_PROBLEM TO SOLVE:_ Where "label" occurs in a line of the entries below, copy that line.

[Items from an interface collection]

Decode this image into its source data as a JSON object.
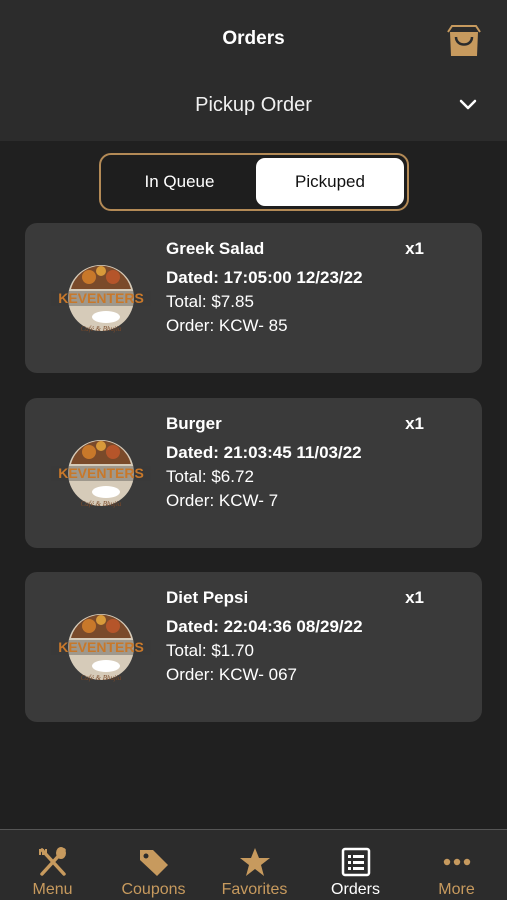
{
  "header": {
    "title": "Orders",
    "cart_icon": "shopping-bag-icon"
  },
  "order_type": {
    "label": "Pickup Order",
    "icon": "chevron-down-icon"
  },
  "segment": {
    "tabs": [
      {
        "label": "In Queue"
      },
      {
        "label": "Pickuped"
      }
    ],
    "active": "Pickuped"
  },
  "orders": [
    {
      "name": "Greek Salad",
      "qty": "x1",
      "dated": "Dated: 17:05:00 12/23/22",
      "total": "Total: $7.85",
      "order_no": "Order: KCW- 85"
    },
    {
      "name": "Burger",
      "qty": "x1",
      "dated": "Dated: 21:03:45 11/03/22",
      "total": "Total: $6.72",
      "order_no": "Order: KCW- 7"
    },
    {
      "name": "Diet Pepsi",
      "qty": "x1",
      "dated": "Dated: 22:04:36 08/29/22",
      "total": "Total: $1.70",
      "order_no": "Order: KCW- 067"
    }
  ],
  "brand": {
    "logo_text": "KEVENTERS",
    "logo_subtext": "Café & Bhujia"
  },
  "tabbar": {
    "items": [
      {
        "label": "Menu",
        "icon": "fork-spoon-icon"
      },
      {
        "label": "Coupons",
        "icon": "tag-icon"
      },
      {
        "label": "Favorites",
        "icon": "star-icon"
      },
      {
        "label": "Orders",
        "icon": "list-icon"
      },
      {
        "label": "More",
        "icon": "more-dots-icon"
      }
    ],
    "active": "Orders"
  },
  "colors": {
    "accent": "#c79a5e",
    "card": "#3a3a3a",
    "background": "#202020",
    "header": "#2c2c2c"
  }
}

_RESPONSE:_
    "label": "Pickup Order",
        "label": "In Queue"
        "label": "Pickuped"
        "label": "Menu",
        "label": "Coupons",
        "label": "Favorites",
        "label": "Orders",
        "label": "More",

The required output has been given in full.